Last week, Columbia University President Lee Bollinger penned a public condemnation of the UCU initiative.
"If the British UCU is intent on pursuing its deeply misguided policy, then it should add Columbia to its boycott list," Bollinger wrote, "for we do not intend to draw distinctions between our mission and that of the universities you are seeking to punish. Boycott us, then, for we gladly stand together with our many colleagues in British, American and Israeli universities against such intellectually shoddy and politically biased attempts to hijack the central mission of higher education."
Bollinger also warned that, "in seeking to quarantine Israeli universities and scholars this vote threatens every university committed to fostering scholarly and cultural exchanges that lead to enlightenment, empathy and a much-needed international marketplace of ideas."
Bollinger said he was speaking "as a university professor and president," and called the notion of an academic boycott "utterly antithetical to the fundamental values of the academy, where we will not hold intellectual exchange hostage to the political disagreements of the moment."

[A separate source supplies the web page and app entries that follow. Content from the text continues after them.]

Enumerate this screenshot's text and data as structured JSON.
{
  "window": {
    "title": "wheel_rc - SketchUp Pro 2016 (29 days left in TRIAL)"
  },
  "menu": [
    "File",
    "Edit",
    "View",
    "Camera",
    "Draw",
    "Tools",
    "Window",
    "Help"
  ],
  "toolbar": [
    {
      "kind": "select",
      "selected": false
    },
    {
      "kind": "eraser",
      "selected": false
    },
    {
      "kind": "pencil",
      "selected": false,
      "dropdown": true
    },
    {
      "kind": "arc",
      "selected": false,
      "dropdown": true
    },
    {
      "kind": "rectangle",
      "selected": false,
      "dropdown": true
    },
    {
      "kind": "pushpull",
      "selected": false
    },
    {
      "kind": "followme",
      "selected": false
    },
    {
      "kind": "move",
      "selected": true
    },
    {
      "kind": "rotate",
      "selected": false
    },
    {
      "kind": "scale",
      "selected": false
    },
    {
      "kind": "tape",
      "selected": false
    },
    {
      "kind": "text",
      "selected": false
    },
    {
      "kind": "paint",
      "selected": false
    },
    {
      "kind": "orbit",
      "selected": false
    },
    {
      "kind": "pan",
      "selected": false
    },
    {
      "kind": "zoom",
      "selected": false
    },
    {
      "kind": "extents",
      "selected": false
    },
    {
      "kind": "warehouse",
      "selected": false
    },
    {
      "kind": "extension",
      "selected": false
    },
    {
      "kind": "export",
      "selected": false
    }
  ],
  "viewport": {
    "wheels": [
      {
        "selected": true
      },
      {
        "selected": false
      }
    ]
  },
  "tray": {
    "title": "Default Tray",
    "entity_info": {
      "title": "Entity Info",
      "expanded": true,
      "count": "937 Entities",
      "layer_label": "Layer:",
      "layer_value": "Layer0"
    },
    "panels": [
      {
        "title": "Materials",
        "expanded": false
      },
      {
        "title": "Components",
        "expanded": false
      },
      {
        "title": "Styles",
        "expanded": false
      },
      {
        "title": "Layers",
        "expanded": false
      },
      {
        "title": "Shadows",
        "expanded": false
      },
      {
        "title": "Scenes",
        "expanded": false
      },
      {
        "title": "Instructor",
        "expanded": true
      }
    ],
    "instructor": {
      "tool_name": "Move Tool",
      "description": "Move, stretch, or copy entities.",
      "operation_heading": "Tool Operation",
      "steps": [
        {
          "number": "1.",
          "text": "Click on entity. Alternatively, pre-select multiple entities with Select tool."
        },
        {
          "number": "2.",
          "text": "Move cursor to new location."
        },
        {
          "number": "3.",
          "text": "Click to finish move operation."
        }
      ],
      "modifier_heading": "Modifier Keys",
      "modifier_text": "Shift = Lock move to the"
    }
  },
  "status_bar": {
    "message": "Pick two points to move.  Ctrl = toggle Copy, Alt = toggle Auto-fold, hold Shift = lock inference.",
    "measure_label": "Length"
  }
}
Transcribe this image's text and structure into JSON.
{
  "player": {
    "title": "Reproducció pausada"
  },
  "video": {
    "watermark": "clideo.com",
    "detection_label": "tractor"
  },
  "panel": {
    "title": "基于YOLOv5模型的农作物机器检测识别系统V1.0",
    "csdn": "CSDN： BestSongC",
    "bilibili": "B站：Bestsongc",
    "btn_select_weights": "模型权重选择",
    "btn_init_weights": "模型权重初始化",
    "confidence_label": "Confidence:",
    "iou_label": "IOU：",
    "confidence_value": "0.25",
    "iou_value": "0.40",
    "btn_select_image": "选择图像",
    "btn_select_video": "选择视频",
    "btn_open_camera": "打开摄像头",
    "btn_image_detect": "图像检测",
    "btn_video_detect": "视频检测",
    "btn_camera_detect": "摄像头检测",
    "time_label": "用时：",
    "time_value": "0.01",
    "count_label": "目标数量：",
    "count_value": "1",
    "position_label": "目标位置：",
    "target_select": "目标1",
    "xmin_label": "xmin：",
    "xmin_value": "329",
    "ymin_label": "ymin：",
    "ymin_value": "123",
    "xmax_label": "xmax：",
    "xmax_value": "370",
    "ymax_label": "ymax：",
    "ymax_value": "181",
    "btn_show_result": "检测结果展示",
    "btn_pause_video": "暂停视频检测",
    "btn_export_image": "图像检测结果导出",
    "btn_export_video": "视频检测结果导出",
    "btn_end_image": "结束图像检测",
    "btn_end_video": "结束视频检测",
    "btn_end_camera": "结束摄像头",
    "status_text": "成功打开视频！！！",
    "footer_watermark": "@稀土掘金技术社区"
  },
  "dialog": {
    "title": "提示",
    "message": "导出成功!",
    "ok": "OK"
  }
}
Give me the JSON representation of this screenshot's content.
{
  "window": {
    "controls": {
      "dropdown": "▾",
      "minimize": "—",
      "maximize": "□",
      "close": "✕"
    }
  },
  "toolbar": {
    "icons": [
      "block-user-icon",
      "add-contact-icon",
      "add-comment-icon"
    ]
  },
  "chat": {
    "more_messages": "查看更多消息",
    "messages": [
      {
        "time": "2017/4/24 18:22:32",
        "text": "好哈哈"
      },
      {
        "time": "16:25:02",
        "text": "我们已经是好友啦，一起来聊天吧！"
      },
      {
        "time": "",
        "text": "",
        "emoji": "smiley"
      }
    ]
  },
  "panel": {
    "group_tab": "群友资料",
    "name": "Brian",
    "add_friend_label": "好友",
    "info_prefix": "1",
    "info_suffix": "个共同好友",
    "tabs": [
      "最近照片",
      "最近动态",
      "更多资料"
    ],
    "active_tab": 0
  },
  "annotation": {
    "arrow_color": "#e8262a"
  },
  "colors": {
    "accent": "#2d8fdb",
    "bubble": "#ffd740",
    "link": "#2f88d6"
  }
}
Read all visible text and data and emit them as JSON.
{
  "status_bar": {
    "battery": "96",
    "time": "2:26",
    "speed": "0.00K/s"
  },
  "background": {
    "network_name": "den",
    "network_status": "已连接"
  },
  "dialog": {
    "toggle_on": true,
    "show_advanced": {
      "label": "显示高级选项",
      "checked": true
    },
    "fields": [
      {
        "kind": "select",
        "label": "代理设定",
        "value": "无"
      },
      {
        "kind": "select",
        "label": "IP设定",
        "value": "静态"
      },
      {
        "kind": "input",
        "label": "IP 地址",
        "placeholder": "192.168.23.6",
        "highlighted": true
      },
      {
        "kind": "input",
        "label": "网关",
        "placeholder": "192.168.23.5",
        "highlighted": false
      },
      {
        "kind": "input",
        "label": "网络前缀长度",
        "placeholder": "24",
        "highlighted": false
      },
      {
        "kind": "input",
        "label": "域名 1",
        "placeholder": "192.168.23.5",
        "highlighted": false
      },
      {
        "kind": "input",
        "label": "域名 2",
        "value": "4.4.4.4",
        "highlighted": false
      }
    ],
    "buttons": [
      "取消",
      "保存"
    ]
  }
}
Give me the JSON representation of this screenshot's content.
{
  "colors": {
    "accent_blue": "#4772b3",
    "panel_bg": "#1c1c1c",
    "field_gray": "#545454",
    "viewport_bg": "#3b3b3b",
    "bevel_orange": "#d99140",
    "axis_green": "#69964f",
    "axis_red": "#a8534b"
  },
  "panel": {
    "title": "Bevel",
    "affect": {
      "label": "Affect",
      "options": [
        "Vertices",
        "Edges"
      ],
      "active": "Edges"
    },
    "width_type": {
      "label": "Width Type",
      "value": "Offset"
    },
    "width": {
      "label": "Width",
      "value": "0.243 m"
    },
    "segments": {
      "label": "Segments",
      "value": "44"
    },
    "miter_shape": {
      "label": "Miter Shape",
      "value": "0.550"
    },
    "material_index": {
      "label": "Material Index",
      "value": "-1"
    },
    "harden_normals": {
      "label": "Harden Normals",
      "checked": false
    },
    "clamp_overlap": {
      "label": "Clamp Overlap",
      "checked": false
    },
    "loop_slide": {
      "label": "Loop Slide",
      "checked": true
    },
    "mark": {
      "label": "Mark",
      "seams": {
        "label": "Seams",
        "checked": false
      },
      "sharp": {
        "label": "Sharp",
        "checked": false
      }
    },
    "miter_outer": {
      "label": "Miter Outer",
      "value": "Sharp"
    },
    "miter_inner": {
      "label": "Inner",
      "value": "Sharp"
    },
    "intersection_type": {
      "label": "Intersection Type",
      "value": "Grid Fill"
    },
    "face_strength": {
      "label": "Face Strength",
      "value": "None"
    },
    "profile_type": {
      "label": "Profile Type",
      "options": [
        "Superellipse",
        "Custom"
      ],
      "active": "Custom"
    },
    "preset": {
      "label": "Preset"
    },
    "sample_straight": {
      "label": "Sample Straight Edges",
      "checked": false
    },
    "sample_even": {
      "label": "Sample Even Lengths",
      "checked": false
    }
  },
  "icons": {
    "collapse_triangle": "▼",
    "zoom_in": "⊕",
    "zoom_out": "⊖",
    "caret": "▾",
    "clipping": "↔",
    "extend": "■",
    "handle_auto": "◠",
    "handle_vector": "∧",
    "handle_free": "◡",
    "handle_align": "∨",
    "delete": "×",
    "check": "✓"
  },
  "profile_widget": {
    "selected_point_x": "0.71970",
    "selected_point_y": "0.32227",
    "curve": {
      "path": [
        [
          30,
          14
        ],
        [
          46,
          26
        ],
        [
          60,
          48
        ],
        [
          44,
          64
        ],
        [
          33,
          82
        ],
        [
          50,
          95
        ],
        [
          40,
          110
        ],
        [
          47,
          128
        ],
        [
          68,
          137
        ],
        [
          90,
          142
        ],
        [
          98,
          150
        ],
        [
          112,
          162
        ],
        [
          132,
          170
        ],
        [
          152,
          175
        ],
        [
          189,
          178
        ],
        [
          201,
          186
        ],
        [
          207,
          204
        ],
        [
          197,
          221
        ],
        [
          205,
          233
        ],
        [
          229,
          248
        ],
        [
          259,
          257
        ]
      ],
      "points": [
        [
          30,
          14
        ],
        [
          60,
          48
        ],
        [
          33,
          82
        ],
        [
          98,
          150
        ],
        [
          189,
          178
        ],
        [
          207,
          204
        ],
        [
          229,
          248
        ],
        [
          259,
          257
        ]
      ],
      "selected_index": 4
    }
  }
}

In the wake of Bollinger's condemnation, Zvi Galil, Tel Aviv University's new president and a former dean of Columbia's School of Engineering and Applied Sciences under Bollinger, wrote the Columbia president to thank him for "making your views publicly known."
Calling the British advocates of the boycott "mediocre scholars anyway," Galil told the Post he agreed with Trachtenberg that "the boycott has no chance in America. Boycotting people for political opinion is a complete rejection of academic freedom, a rejection of what universities are built upon."